To avoid a potential disaster, start with a short weekend trip away. That way, if things don't go well, you only have to tough it out for a couple of days.
When You Spend a Holiday Together
This only really counts if you spend it with one of your families. Holiday gatherings tend to bring out the worst in people, and if you can make it through this, then you likely can get through just about anything. Plus, if one of you is willing to forgo seeing your own family, chances are it’s getting pretty serious.
When You Overcome a Loss
Whether it’s getting over losing out on your dream job or dealing with the death of a close family member, coping with a loss means you’re in it together. During difficult times, individuals see each other at their worst and are able to accept it—and love their partner for it.
When You Resolve Your First Big Argument

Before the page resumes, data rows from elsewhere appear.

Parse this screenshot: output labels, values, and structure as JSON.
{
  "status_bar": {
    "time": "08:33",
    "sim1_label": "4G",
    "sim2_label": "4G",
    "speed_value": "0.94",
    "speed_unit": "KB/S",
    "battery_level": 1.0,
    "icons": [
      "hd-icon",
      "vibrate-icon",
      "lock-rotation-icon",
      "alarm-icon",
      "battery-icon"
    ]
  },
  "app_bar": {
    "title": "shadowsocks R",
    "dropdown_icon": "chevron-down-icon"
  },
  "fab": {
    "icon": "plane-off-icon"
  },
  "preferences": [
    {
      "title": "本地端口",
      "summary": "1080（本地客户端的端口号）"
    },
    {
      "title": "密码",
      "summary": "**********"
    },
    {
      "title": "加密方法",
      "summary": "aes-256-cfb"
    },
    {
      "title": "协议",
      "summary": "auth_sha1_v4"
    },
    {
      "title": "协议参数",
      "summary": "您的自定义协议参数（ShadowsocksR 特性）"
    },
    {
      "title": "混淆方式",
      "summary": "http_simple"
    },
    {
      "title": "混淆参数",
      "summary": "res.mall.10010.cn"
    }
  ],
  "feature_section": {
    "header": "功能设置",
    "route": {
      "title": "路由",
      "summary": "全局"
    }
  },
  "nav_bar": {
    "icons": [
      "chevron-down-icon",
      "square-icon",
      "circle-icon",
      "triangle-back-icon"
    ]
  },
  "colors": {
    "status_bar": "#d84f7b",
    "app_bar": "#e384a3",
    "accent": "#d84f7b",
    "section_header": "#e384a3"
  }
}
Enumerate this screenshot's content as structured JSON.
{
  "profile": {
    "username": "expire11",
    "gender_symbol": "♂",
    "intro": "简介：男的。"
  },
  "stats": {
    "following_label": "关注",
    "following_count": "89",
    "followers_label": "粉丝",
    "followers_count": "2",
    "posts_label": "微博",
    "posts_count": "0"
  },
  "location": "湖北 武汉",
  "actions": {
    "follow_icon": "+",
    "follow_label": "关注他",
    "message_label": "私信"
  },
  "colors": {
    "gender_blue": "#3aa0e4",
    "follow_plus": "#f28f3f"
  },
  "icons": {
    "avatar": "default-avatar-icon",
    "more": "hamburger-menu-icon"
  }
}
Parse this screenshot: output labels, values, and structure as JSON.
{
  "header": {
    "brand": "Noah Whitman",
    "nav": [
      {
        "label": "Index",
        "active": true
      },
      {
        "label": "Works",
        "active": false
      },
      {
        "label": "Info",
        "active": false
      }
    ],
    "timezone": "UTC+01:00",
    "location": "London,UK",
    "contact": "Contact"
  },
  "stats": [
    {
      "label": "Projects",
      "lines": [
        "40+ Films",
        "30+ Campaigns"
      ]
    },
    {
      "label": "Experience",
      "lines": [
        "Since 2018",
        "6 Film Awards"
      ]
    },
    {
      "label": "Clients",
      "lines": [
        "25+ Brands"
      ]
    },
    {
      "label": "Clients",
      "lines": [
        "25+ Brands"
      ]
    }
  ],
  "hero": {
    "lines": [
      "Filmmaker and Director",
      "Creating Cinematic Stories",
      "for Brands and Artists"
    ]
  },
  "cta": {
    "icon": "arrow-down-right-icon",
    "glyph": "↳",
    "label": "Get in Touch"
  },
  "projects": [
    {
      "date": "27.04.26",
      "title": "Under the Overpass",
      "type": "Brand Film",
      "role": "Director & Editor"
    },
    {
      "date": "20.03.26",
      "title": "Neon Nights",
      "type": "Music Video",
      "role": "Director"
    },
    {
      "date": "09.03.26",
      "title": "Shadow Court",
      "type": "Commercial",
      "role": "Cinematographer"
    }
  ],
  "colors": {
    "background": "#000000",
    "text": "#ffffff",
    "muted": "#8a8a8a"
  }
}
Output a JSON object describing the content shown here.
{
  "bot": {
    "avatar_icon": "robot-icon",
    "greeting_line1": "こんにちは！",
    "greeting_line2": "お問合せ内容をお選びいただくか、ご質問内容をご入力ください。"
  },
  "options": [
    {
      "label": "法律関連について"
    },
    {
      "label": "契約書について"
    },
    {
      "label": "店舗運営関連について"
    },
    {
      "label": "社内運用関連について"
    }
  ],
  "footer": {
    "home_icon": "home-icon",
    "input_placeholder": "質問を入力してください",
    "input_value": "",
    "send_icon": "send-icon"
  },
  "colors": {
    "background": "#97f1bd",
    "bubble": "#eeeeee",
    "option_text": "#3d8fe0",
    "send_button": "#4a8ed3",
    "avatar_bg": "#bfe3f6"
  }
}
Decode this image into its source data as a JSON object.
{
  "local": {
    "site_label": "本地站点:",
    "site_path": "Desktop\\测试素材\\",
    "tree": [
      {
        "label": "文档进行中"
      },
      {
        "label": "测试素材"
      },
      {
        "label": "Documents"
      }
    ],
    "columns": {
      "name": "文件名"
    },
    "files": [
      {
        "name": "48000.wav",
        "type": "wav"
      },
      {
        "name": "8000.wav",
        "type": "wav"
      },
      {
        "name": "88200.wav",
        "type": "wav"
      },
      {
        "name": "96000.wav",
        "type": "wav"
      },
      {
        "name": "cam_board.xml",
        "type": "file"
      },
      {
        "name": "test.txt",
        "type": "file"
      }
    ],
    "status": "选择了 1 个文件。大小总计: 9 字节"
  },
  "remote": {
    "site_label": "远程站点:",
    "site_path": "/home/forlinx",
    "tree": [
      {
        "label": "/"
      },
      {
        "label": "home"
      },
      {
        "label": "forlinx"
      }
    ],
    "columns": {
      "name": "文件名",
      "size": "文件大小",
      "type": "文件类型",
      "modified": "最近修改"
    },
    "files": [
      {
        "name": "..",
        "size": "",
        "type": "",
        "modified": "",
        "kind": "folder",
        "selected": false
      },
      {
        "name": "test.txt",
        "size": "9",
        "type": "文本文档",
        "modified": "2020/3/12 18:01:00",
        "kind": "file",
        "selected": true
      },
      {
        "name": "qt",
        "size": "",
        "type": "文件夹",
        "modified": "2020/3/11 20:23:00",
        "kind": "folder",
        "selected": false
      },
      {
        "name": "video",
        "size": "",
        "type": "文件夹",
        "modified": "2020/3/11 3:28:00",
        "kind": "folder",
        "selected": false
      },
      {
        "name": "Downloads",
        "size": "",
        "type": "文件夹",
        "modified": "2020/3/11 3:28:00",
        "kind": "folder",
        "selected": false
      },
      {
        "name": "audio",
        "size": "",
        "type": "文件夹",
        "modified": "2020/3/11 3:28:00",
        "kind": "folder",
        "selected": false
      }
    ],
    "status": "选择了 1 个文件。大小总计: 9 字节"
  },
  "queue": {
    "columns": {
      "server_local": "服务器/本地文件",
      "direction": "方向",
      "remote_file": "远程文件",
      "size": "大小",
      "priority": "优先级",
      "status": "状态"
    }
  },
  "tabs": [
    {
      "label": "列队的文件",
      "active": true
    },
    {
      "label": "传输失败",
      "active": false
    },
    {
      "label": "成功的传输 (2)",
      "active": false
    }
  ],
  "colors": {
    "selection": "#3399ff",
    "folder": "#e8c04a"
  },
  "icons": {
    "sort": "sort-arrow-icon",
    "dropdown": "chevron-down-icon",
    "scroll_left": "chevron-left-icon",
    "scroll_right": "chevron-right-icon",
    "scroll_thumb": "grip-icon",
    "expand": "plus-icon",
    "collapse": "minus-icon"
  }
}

Healthy couples view conflict “as a means for growing together, an opportunity to understand each other better and to clarify their needs and values,” says Ashley Davis Bush, a psychotherapist and expert in couples therapy. People often tend to disagree more with those they love. If both partners are willing to compromise and communicate with respect, then chances are you’ll emerge stronger than ever.